  I missed an important anniversary yesterday – the 25th anniversary of the bombing of Pan Am Flight 103 over Lockerbie, Scotland. The bombing was eventually linked back to the country of Libya, who used operatives working for Libyan Airlines, based in Malta at the time. They placed a radio “boom” box containing an explosive… Continue Reading

The needs of the many outweigh the needs of the few, or of the one

The TSA is relaxing the restrictions on pocketknives and some sporting equipment. The flight attendants association is not happy. Unfortunately, it is not about the safety of individuals it is about the safety of the entire flight and allowing small items, actually increases aviation security. Shortly after 9/11, a documentary on airline security featured a… Continue Reading

Don’t hit the snooze on this alarm

When an alarm system is broken, you fix it, you don’t turn off the alarm.
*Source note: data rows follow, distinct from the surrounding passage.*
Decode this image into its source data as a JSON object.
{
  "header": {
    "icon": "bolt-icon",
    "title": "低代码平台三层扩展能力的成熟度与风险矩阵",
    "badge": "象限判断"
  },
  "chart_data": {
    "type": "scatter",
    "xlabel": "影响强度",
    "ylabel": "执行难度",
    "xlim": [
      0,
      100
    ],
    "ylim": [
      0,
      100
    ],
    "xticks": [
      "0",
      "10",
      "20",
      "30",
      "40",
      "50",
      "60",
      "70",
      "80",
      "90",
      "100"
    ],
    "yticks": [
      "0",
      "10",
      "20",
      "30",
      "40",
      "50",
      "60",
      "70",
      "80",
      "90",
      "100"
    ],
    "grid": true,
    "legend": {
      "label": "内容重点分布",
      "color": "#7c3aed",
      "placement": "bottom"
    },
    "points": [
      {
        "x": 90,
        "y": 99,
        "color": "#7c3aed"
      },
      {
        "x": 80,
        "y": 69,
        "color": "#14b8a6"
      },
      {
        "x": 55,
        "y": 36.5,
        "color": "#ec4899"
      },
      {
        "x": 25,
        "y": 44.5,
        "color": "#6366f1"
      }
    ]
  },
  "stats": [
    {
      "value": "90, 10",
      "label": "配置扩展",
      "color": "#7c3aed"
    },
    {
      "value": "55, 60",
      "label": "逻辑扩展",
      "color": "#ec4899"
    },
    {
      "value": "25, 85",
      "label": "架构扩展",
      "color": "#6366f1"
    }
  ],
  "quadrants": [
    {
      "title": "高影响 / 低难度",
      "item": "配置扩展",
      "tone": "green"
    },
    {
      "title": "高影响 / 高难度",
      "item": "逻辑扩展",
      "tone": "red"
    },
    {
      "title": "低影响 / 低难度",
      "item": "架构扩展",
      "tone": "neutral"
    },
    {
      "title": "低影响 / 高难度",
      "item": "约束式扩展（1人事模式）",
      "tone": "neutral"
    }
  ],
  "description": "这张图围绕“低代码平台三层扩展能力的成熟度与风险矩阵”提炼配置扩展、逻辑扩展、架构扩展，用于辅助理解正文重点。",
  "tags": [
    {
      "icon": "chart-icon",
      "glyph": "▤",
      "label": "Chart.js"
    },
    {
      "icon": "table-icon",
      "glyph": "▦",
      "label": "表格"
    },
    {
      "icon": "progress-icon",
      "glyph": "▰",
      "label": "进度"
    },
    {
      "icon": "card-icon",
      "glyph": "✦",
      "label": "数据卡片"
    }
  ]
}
But that’s what Congressman Mike Rogers-R (Alabama) who is also the chairman of the Transportation Security Subcommittee Congressman said in a recent Bloomberg article – he believes that the terrorist threat has changed and that we should look at getting rid of… Continue Reading

Ideology Dies Hard, maybe we need Bruce Willis

Ever notice in all the Die Hard movies that once the bad guys are dead, they stay dead? They don’t continue to inspire hundreds if not thousands of others? Too bad movies don’t imitate real life. For the past few years, YouTube has been the place for those really upset with society to get their… Continue Reading

TSA wants to talk to you

It’s too early to tell if TSA’s new approach to behavior detection will work. Click here for full story. Unfortunately, the United States has a history of taking something that works really well, adapts it, but not without taking out the thing that made it effective in the first place. Hopefully, this will not be… Continue Reading